Torry started to complain of headaches when she was 16. As things got worse, tests revealed she suffered from aplastic anemia. After four years of treatments, medications and blood transfusions, Torry received a bone-marrow transplant in February 1998. Two months later she died.

JoAnn immediately became active with AA&MDSIF. Along with her late husband, Don, the Yahns established the Torry Yahn Research Fund and organized an event near their Churchville, NY home to raise money.  Family members, friends, neighbors, and members of the community all came together to help the Yahn family raise money for the research fund through their Annual Chicken Barbecue and Auction.

This wonderful event of fun, friends, and hope included a delicious chicken barbeque along with an auction with many exciting prizes, including handmade Amish furniture, quilts, and baskets.  2013 marked the 15th and final Chicken Barbecue and Auction, and AA&MDSIF is very grateful to the Yahn family for their years of dedication to this important event.

Because of the money raised from this annual event for the Torry Yahn Research Fund, many research grants have been given to leading researchers in the aplastic anemia field:

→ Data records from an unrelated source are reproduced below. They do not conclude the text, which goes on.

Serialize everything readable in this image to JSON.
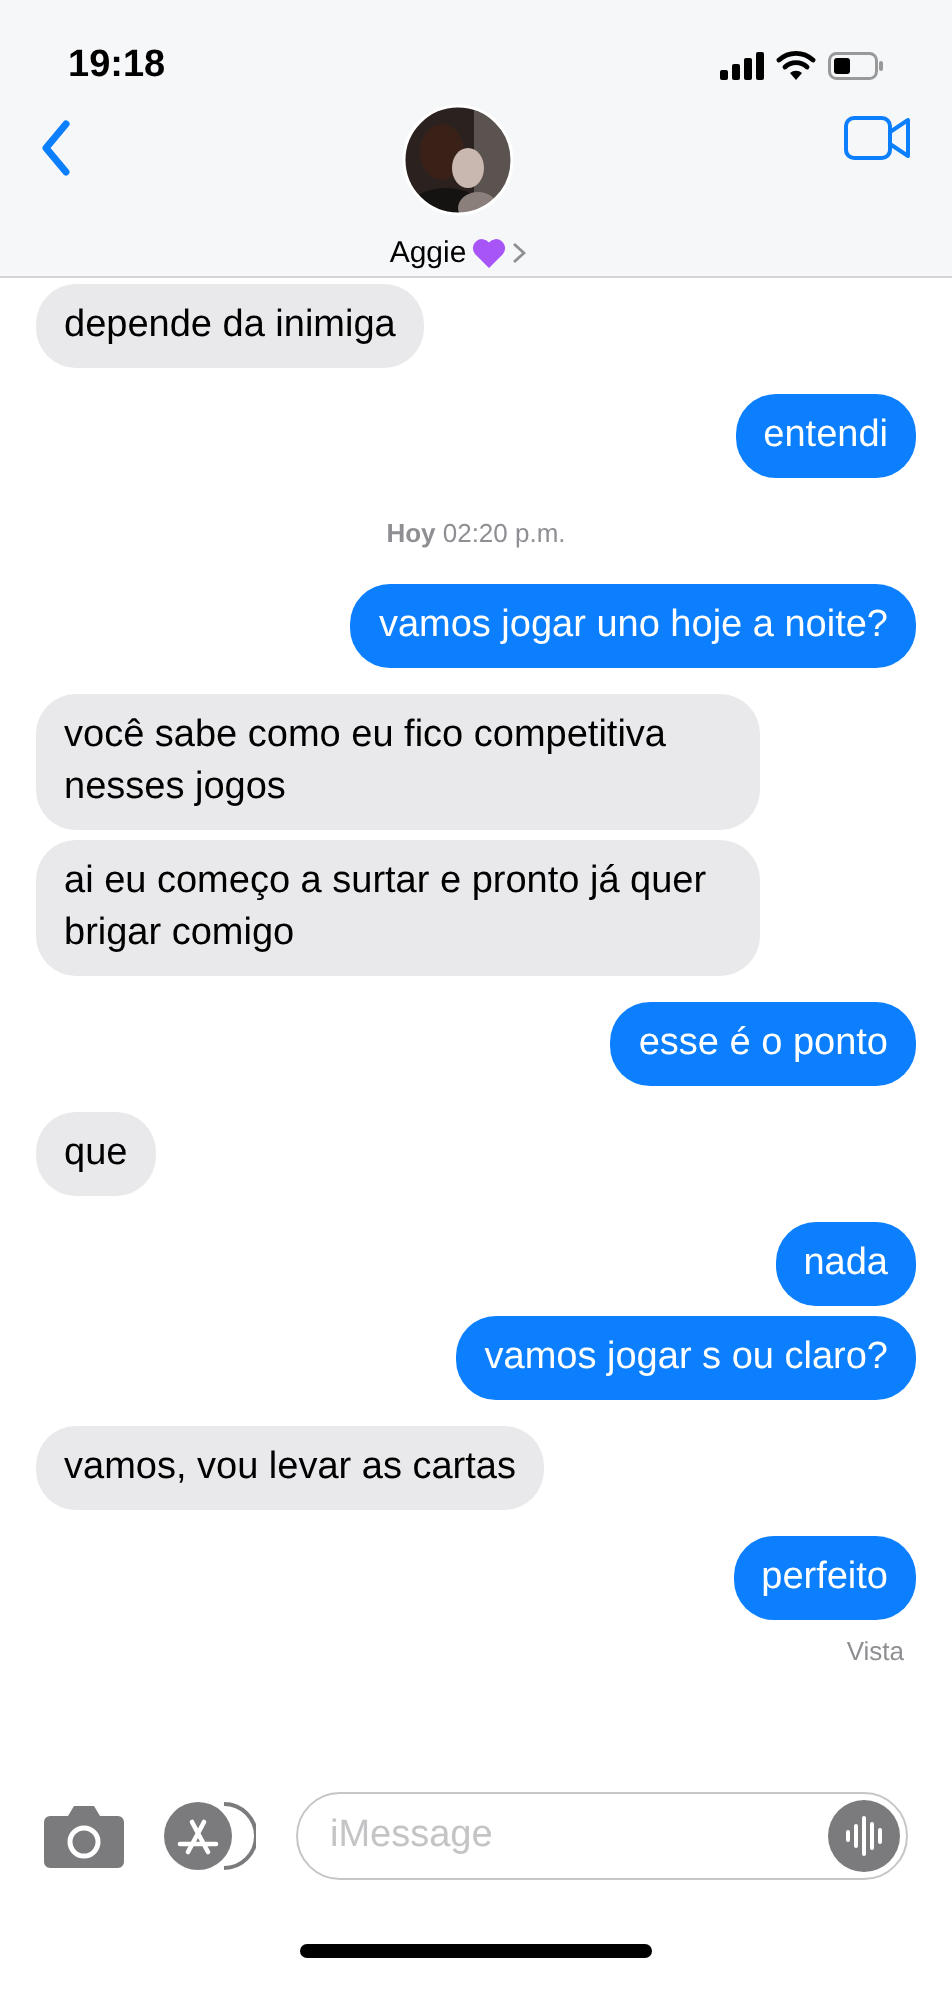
{
  "status_bar": {
    "time": "19:18"
  },
  "header": {
    "contact_name": "Aggie"
  },
  "messages": [
    {
      "kind": "in",
      "text": "depende da inimiga"
    },
    {
      "kind": "out",
      "text": "entendi"
    },
    {
      "kind": "timestamp",
      "text": "**Hoy** 02:20 p.m."
    },
    {
      "kind": "out",
      "text": "vamos jogar uno hoje a noite?"
    },
    {
      "kind": "in",
      "text": "você sabe como eu fico competitiva nesses jogos"
    },
    {
      "kind": "in",
      "text": "ai eu começo a surtar e pronto já quer brigar comigo"
    },
    {
      "kind": "out",
      "text": "esse é o ponto"
    },
    {
      "kind": "in",
      "text": "que"
    },
    {
      "kind": "out",
      "text": "nada"
    },
    {
      "kind": "out",
      "text": "vamos jogar s ou claro?"
    },
    {
      "kind": "in",
      "text": "vamos, vou levar as cartas"
    },
    {
      "kind": "out",
      "text": "perfeito"
    },
    {
      "kind": "receipt",
      "text": "Vista"
    }
  ],
  "composer": {
    "placeholder": "iMessage"
  }
}
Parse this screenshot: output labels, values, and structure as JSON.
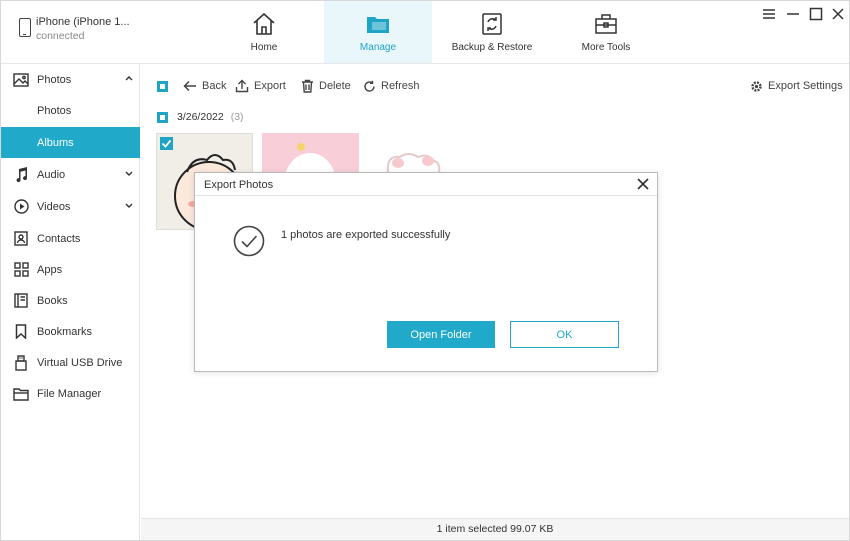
{
  "device": {
    "name": "iPhone (iPhone 1...",
    "status": "connected"
  },
  "nav": {
    "tabs": [
      {
        "label": "Home",
        "icon": "home-icon"
      },
      {
        "label": "Manage",
        "icon": "folder-icon",
        "active": true
      },
      {
        "label": "Backup & Restore",
        "icon": "backup-restore-icon"
      },
      {
        "label": "More Tools",
        "icon": "toolbox-icon"
      }
    ]
  },
  "sidebar": {
    "items": [
      {
        "label": "Photos",
        "icon": "photo-icon",
        "expanded": true
      },
      {
        "label": "Photos",
        "sub": true
      },
      {
        "label": "Albums",
        "sub": true,
        "active": true
      },
      {
        "label": "Audio",
        "icon": "music-icon"
      },
      {
        "label": "Videos",
        "icon": "play-icon"
      },
      {
        "label": "Contacts",
        "icon": "contacts-icon"
      },
      {
        "label": "Apps",
        "icon": "apps-icon"
      },
      {
        "label": "Books",
        "icon": "book-icon"
      },
      {
        "label": "Bookmarks",
        "icon": "bookmark-icon"
      },
      {
        "label": "Virtual USB Drive",
        "icon": "usb-icon"
      },
      {
        "label": "File Manager",
        "icon": "folder-icon"
      }
    ]
  },
  "toolbar": {
    "back": "Back",
    "export": "Export",
    "delete": "Delete",
    "refresh": "Refresh",
    "export_settings": "Export Settings"
  },
  "group": {
    "date": "3/26/2022",
    "count": "(3)"
  },
  "status": {
    "text": "1 item selected 99.07 KB"
  },
  "dialog": {
    "title": "Export Photos",
    "message": "1 photos are exported successfully",
    "open_folder": "Open Folder",
    "ok": "OK"
  },
  "colors": {
    "accent": "#20a9c9",
    "active_tab_bg": "#e9f6fa"
  }
}
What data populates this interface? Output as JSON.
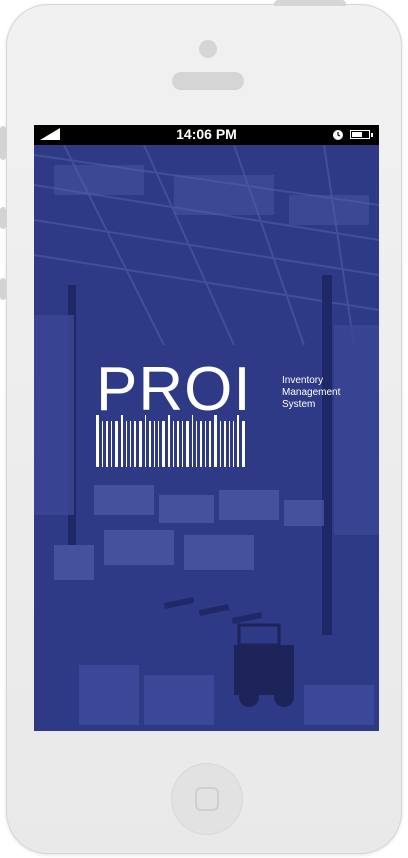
{
  "status_bar": {
    "time": "14:06 PM",
    "battery_level": 0.6
  },
  "logo": {
    "wordmark": "PROI",
    "tagline_lines": [
      "Inventory",
      "Management",
      "System"
    ]
  },
  "colors": {
    "overlay_blue": "#2e3a86",
    "phone_body": "#ececec"
  },
  "icons": [
    "signal-icon",
    "alarm-clock-icon",
    "battery-icon",
    "barcode-icon",
    "home-button-icon"
  ]
}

  • In 2013, Dr. Akiko Shimamura of Fred Hutchinson Cancer Research Center received a grant for:  Genetic predictors of response to immunosuppressive therapy for aplastic anemia
  • In 2011, Dr. Kim-Hien Dao of the Oregon Health & Science University received a grant for: Beta-Catenin is a Molecular Target of the Fanconi-Anemia Core Complex.  
  • In 2010, Dr. Ramon Tiu of the Cleveland Clinic received a grant for: LFA-3/CD2 Pathway: Potential Target for Immunosuppressive Therapy in Aplastic Anemia.
  • In 2008, Dr. Lisa Mintner of the University of Massachusetts-Amherst, who also lost a daughter to aplastic anemia, received a grant for: Evaluating PKC-0 as a Therapeutic Target in a Mouse Model of Severe Aplastic Anemia.

Torry's last request was to find out why this disease happens.  Her parents have dedicated the rest of their lives to find out why by raising money for Torry’s research fund with hopes that one day, a cure will be found.

AA&MDSIF is greatly appreciative of the Yahn family’s 15 years of dedication and hard work to raise over $415,000 to fund aplastic anemia research, and we commend them on this tremendous accomplishment.